My own tragic tale of child loss, the death of my beautiful daughter, Evelyn, does not come with so obvious a cause to point to. I cannot fill in the backyard pool as Olivia's father does in the story, or shake my fist at the unforgiving ocean. I cannot teach safety skills to other parents in hopes of preventing another needless death like Ev's. Because we still don't know or understand what took Evelyn's life. But as the author of this book, a book that features the aftermath of a childhood drowning, I can raise awareness of drowning prevention, water safety, and organizations like Live Like Jake Foundation, who work and fundraise tirelessly to support families who have suffered a drowning accident and prevent others from joining their ranks.
Several months ago, I spoke at length with Stacy Van-Santen, a director at Live Like Jake Foundation. We bonded over the senselessness of child loss and the struggle for families to carry on in the wake of tragedy. We covered many topics like drowning statistics — drowning is a leading cause of death in children ages 1 through 4, 86% of parents are not taught drowning prevention measures or water safety skills by their pediatrician (or even have it brought up to be discussed at their child's appointments), and more than 77% of drownings in children under five occur in under five minutes — and the controversy over ISR, or Infant Swimming Resource, self-rescue survival swimming techniques taught to children between the ages of 6 months and 6 years. We talked about the mission of the Live Like Jake Foundation — awareness, education, self-rescue lessons, and scholarships for families with a child who experiences a near-drowning, or submersion incident, and often have lingering healthcare costs as a result. And we circled back again and again to one resounding point — how families view a tragedy like accidental drowning as something that will never happen to them, making awareness and education that much harder to drive home.

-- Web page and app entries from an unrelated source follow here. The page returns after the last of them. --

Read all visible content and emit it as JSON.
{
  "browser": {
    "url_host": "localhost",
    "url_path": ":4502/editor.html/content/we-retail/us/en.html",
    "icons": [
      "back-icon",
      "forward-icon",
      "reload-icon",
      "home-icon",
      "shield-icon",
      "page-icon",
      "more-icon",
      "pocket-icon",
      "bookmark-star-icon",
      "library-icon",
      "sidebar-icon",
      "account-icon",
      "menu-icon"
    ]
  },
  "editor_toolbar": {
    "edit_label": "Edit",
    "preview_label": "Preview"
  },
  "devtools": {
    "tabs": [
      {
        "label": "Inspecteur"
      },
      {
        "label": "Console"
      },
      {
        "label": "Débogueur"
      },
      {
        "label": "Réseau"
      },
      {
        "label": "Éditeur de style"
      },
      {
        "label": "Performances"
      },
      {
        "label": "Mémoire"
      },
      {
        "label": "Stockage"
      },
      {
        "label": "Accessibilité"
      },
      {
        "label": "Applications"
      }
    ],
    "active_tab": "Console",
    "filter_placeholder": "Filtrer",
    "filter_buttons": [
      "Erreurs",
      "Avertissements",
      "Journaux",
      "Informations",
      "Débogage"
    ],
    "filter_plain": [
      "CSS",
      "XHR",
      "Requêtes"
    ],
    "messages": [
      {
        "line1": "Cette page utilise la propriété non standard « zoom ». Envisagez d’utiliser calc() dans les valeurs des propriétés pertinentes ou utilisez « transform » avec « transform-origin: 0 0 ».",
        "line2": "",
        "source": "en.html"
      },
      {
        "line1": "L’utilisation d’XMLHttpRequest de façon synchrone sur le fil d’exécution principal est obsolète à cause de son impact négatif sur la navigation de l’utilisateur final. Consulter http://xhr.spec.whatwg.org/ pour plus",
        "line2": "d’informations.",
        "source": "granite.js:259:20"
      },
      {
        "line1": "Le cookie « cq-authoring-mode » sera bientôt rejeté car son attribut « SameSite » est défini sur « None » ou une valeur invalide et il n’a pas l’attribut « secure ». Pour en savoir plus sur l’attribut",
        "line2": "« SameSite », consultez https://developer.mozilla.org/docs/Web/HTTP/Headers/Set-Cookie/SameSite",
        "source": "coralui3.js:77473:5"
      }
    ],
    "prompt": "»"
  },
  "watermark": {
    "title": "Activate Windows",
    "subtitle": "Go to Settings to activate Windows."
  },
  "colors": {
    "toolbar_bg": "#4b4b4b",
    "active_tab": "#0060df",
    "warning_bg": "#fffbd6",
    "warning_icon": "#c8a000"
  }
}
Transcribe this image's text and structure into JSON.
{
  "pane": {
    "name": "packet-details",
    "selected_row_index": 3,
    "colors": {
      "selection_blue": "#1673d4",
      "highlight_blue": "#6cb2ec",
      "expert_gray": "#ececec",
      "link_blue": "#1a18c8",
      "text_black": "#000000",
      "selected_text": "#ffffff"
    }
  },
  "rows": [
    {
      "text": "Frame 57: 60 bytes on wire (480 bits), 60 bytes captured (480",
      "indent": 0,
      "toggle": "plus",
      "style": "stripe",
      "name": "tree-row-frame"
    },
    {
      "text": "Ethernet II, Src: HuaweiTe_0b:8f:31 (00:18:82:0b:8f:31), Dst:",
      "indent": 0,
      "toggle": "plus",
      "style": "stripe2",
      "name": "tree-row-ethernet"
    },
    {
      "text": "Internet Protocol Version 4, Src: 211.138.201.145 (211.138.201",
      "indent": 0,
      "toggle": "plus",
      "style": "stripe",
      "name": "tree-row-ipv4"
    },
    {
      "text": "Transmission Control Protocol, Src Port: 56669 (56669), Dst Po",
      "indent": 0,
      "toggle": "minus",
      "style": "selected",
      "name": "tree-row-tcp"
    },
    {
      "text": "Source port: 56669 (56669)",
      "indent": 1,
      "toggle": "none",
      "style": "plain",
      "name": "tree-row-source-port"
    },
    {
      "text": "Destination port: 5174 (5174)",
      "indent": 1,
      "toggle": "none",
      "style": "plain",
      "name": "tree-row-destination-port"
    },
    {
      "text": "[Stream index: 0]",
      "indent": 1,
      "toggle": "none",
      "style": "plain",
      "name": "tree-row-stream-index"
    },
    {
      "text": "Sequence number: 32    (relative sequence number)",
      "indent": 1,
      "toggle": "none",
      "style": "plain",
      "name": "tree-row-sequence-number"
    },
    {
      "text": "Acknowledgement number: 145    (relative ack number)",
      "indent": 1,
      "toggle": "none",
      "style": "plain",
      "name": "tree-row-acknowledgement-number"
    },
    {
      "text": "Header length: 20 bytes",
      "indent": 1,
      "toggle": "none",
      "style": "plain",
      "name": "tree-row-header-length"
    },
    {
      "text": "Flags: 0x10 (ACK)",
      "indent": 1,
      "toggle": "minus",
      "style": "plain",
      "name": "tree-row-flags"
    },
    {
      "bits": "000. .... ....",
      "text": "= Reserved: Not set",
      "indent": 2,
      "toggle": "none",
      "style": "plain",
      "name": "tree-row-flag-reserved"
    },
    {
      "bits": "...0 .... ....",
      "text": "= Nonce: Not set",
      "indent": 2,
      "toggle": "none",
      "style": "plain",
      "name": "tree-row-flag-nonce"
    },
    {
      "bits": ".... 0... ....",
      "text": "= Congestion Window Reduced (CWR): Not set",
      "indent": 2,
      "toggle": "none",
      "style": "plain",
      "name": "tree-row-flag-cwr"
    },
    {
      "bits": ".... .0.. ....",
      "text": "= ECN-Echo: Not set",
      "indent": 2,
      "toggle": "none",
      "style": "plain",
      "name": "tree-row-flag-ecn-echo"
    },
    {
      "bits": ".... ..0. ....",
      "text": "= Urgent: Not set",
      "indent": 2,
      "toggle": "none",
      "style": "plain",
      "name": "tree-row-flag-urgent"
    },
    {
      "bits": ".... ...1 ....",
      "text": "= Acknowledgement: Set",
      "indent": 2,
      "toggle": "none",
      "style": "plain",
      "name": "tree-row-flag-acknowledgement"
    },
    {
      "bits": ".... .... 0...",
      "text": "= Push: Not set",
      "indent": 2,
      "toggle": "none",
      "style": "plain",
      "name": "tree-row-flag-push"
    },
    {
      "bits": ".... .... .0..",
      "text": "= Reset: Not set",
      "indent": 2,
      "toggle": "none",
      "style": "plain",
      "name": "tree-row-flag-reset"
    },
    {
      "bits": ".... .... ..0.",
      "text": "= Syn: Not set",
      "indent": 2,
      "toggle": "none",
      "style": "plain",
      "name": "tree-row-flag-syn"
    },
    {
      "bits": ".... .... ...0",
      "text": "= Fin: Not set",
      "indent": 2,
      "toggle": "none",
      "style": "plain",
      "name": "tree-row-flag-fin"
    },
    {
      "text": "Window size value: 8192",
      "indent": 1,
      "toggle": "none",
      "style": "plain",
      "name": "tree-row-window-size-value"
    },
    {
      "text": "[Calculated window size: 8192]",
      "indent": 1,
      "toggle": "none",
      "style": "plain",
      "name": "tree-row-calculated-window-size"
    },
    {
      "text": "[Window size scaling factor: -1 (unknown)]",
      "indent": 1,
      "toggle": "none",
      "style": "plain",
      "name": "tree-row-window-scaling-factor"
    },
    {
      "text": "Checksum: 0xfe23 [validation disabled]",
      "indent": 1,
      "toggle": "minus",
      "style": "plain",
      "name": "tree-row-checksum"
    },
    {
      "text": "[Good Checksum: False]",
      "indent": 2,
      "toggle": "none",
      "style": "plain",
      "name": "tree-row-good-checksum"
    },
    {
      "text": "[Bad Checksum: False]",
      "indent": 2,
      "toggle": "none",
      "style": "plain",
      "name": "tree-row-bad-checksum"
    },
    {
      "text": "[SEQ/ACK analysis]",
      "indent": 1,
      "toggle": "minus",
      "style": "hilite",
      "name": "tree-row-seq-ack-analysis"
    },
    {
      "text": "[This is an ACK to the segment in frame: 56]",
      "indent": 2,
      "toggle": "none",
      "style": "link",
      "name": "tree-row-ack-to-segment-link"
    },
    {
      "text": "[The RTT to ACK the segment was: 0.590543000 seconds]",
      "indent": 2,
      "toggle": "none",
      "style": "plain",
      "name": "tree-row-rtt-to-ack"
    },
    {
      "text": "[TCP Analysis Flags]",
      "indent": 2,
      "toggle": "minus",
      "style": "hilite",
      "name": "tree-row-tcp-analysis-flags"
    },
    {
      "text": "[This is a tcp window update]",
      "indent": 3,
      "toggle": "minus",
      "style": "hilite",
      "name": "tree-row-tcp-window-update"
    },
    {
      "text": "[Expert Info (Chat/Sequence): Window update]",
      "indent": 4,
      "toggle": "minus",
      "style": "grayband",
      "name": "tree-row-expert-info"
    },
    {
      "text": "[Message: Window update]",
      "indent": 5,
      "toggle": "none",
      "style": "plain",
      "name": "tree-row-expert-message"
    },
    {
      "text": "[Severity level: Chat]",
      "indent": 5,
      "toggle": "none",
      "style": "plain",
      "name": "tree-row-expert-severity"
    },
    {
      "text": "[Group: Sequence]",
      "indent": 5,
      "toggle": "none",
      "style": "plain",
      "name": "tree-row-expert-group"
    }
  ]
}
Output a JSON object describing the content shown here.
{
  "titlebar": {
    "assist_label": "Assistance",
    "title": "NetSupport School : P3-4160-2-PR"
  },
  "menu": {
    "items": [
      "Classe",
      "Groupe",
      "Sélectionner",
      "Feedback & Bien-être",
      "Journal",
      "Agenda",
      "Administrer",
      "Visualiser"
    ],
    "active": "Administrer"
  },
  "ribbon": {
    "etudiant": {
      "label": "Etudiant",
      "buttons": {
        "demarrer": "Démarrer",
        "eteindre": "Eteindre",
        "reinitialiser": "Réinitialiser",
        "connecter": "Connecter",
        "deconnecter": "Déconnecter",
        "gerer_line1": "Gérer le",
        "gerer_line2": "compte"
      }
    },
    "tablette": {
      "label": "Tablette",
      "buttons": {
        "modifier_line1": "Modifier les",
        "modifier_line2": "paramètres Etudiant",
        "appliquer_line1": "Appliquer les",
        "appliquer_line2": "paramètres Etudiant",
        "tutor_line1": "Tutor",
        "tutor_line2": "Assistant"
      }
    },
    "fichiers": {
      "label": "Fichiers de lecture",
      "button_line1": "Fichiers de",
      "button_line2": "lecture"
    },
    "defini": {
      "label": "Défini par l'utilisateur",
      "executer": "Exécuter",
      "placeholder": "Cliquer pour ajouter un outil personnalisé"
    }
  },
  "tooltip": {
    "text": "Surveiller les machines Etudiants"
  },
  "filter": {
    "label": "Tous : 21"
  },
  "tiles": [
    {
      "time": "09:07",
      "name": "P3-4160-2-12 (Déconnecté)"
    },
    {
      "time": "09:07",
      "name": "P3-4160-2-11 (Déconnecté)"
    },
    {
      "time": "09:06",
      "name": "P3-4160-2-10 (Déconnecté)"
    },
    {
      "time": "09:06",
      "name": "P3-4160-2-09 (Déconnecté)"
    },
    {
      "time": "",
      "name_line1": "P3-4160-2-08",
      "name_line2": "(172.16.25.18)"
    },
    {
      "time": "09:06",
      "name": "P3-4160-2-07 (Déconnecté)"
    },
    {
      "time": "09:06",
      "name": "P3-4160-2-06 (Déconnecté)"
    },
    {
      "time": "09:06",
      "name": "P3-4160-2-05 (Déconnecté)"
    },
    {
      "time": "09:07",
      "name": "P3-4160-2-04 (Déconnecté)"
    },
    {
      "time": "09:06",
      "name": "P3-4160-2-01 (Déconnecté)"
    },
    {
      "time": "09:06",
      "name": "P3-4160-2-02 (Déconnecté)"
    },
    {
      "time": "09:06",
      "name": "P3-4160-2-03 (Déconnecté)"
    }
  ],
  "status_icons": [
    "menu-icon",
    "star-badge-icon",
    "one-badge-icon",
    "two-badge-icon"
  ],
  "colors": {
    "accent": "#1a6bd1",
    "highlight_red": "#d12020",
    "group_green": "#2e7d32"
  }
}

There is a distancing technique that happens among the unbereaved. I've witnessed it several times myself since losing our daughter and can remember the experience vividly in my life before. It is the quiet but unrelenting belief that that other mother, that other family, is somehow not like yours, somehow deficient, somehow less than. They missed the signs you would never. They failed where you would succeed. It's harder to convince yourself of with a death like Evelyn's because we have so little to go on. Her loss cannot be chalked up to a lack of parental supervision or bad judgment. But when it comes to something like drowning, it's easy for parents to think they can and will watch their kids close enough that they don't have to worry. And that's simply not true.
Ask any mother, and she will have a story to tell about her child slipping away, about that time they let themselves out the back gate or scribbled on the freshly-painted walls or ate an entire plate of brownies, all while she was right there watching. In a matter of minutes, or even seconds, kids can find trouble. Most of the time its benign. But it only takes one opportunity for it to be dangerous, damaging, even fatal.
Stacy and I both want to stress the importance of educating yourself on drowning prevention. Live Like Jake Foundation proposes a four-pronged approach: fences, locks, alarms, and lessons. It's not as easy as choosing not to have a pool installed at home. Young children can drown in less than two inches of water, making everything from the bathroom toilet to a backyard fountain a risk. And in any given year, you may visit multiple places that house a pool or other water feature, or are near a natural body of water.
If you're a parent of small children, please take a minute to visit the Live Like Jake Foundation website or speak to your pediatrician about drowning prevention. If you're a sibling of small children, you can absolutely advocate for their safety by sharing this information with your parents. For more information on childhood drowning and how you can help, visit livelikejake.com.